For us, notwithstanding the AG's response, we continue to standby our stated position as clearly articulated and stated in our write-up to which the AG responded in her said letter.
Suffice only to submit these additional comments to say:
1. It is unfortunate the AG did not explain the retrospective and retroactive applications of amended legislations that went into the Alienation of Customary Land Act 1965 (ACLA) that caused it to be replaced by the legislation passed in June last year 2019 now called the Leasing and Licensing of Customary Land Act 1965 (LLCL) as these are all relevant to the basis of our concerns.
- the fact that the Deed System of land registration at the time of ACLA in 1965 was consistent with the prohibition spirit and intent of Article 102 of the Constitution in relation to alienation of customary lands
- LTRA2008 (section 9) required registration of all lands including customary land leases since 1965 and for the first time, the Constitution prohibition on alienation of customary lands no longer applied. LTRA was amended in 2015 just to address the concerns about issues of 'registration' and 'recording' of customary land leases under LTRA with indefeasibility of title requirements.
- Supreme Court decision on Sections 25 and 26 LTRA on customary land leases is clear on customary lands being part of LTRA.
- customary lands being part of LTRA despite its exclusion under Section 22 of LLCL does indeed give rise to operations of Article 109 of Constitution, requirement for Referendum.
- The Customary Lands Advisory Commission Act 2013 (CLAC) Section 15 Consequential amendment attempted to explain for the first time what a 'lease interest' entails to include mortgage of interest in customary land leases or license. This was inserted into the ACLA 1965
2. We said that the propaganda by M.N.R.E. was misleading and unlawful. We ask:
- Part 3 of the LLCL address Provision Applicable to Mortgage of Leases of Customary Lands is clear on the fact that contrary to the AG's explanation that only 'interests' of customary land leases are mortgaged, the title of Part 3 is clear about customary land 'leases' being mortgaged. There are many conflicting language in the LLCA on this which make it misleading and unlawful.
- paragraph 16 of our submission talks about how incredibly odd that foreclosure process is not spelled out by the amended LLCA law as mortgages cannot exists without foreclosures and need to be clear of what are the rights and responsibilities of the different parties in the event of a mortgage default. This again in our view renders LLCA in MNRE propaganda misleading and unlawful.
- Section 21 of LLCA on Regulations that gives effect to Part 3 of LLCA continues to be NOT available when we checked with staff of Legislative after some 17 months since the legislation was passed. In our view, this renders the propaganda of the LLCA by MNRE both misleading and unlawful

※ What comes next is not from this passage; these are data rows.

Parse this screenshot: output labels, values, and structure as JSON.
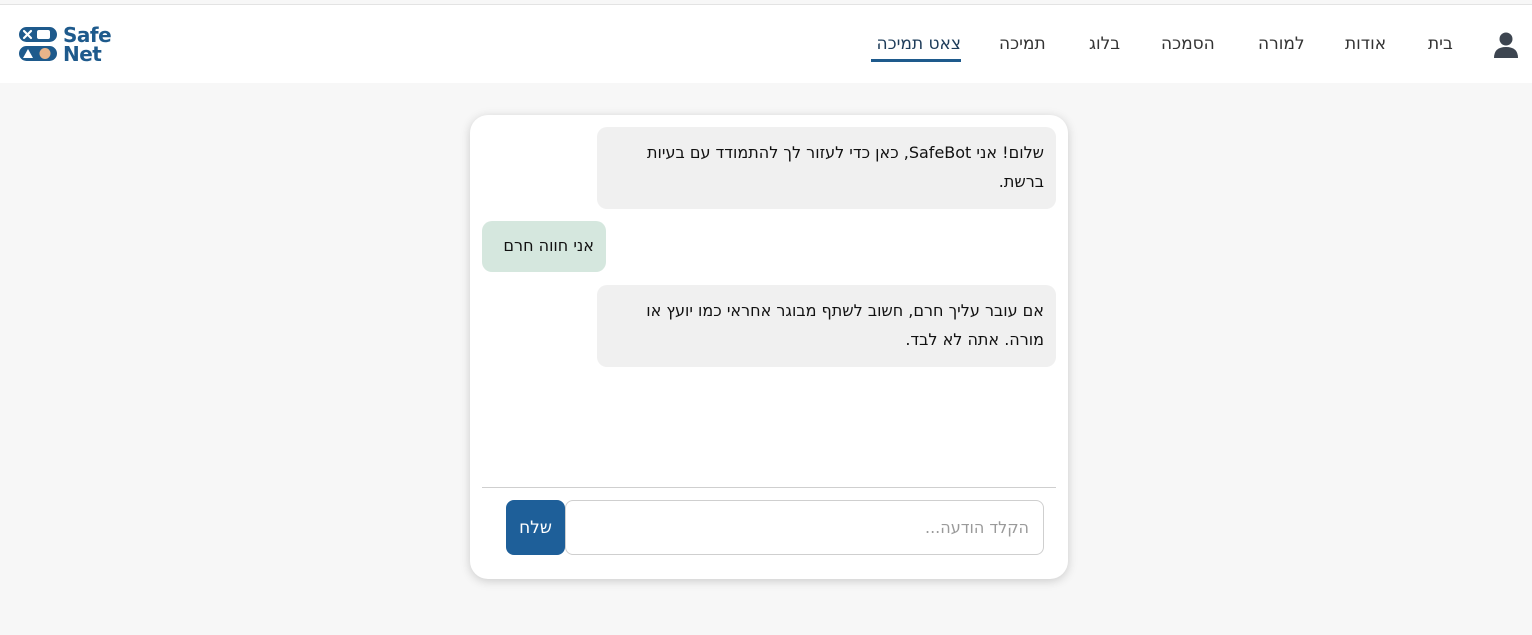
{
  "brand": {
    "line1": "Safe",
    "line2": "Net",
    "color": "#1e5a8c",
    "accent": "#e8b48a"
  },
  "nav": {
    "items": [
      {
        "id": "home",
        "label": "בית"
      },
      {
        "id": "about",
        "label": "אודות"
      },
      {
        "id": "teacher",
        "label": "למורה"
      },
      {
        "id": "consent",
        "label": "הסמכה"
      },
      {
        "id": "blog",
        "label": "בלוג"
      },
      {
        "id": "support",
        "label": "תמיכה"
      },
      {
        "id": "chat",
        "label": "צאט תמיכה",
        "active": true
      }
    ],
    "user_icon": "user-icon"
  },
  "chat": {
    "messages": [
      {
        "sender": "bot",
        "text": "שלום! אני SafeBot, כאן כדי לעזור לך להתמודד עם בעיות ברשת."
      },
      {
        "sender": "user",
        "text": "אני חווה חרם"
      },
      {
        "sender": "bot",
        "text": "אם עובר עליך חרם, חשוב לשתף מבוגר אחראי כמו יועץ או מורה. אתה לא לבד."
      }
    ],
    "input": {
      "value": "",
      "placeholder": "הקלד הודעה..."
    },
    "send_label": "שלח"
  },
  "colors": {
    "bot_bubble": "#f0f0f0",
    "user_bubble": "#d5e7de",
    "send_button": "#1e5f99",
    "active_underline": "#1e5a8c"
  }
}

3. Supreme Court Decision in paragraph 5 of our submission on customary land leases being 'public land' leases, if read with the Land Survey and Environment Amendment Act 2016, renders customary land leases as 'public land' leases being allowed to be leased for 99 years, This is tantamount to alienation of customary lands contrary to prohibition under Article 102 of Constitution.
We request that people read both our submission and AG's letter to make up their own minds on what is articulated and explained. Together with the foregoing added comments, we hope the information will help. For us, this further substantiate our concern that customary lands are no longer protected by the Constitution, and the MNRE propaganda is both misleading and unlawful.
Fa’afetai lava and have a pleasant weekend.
Fiu Mataese Elisara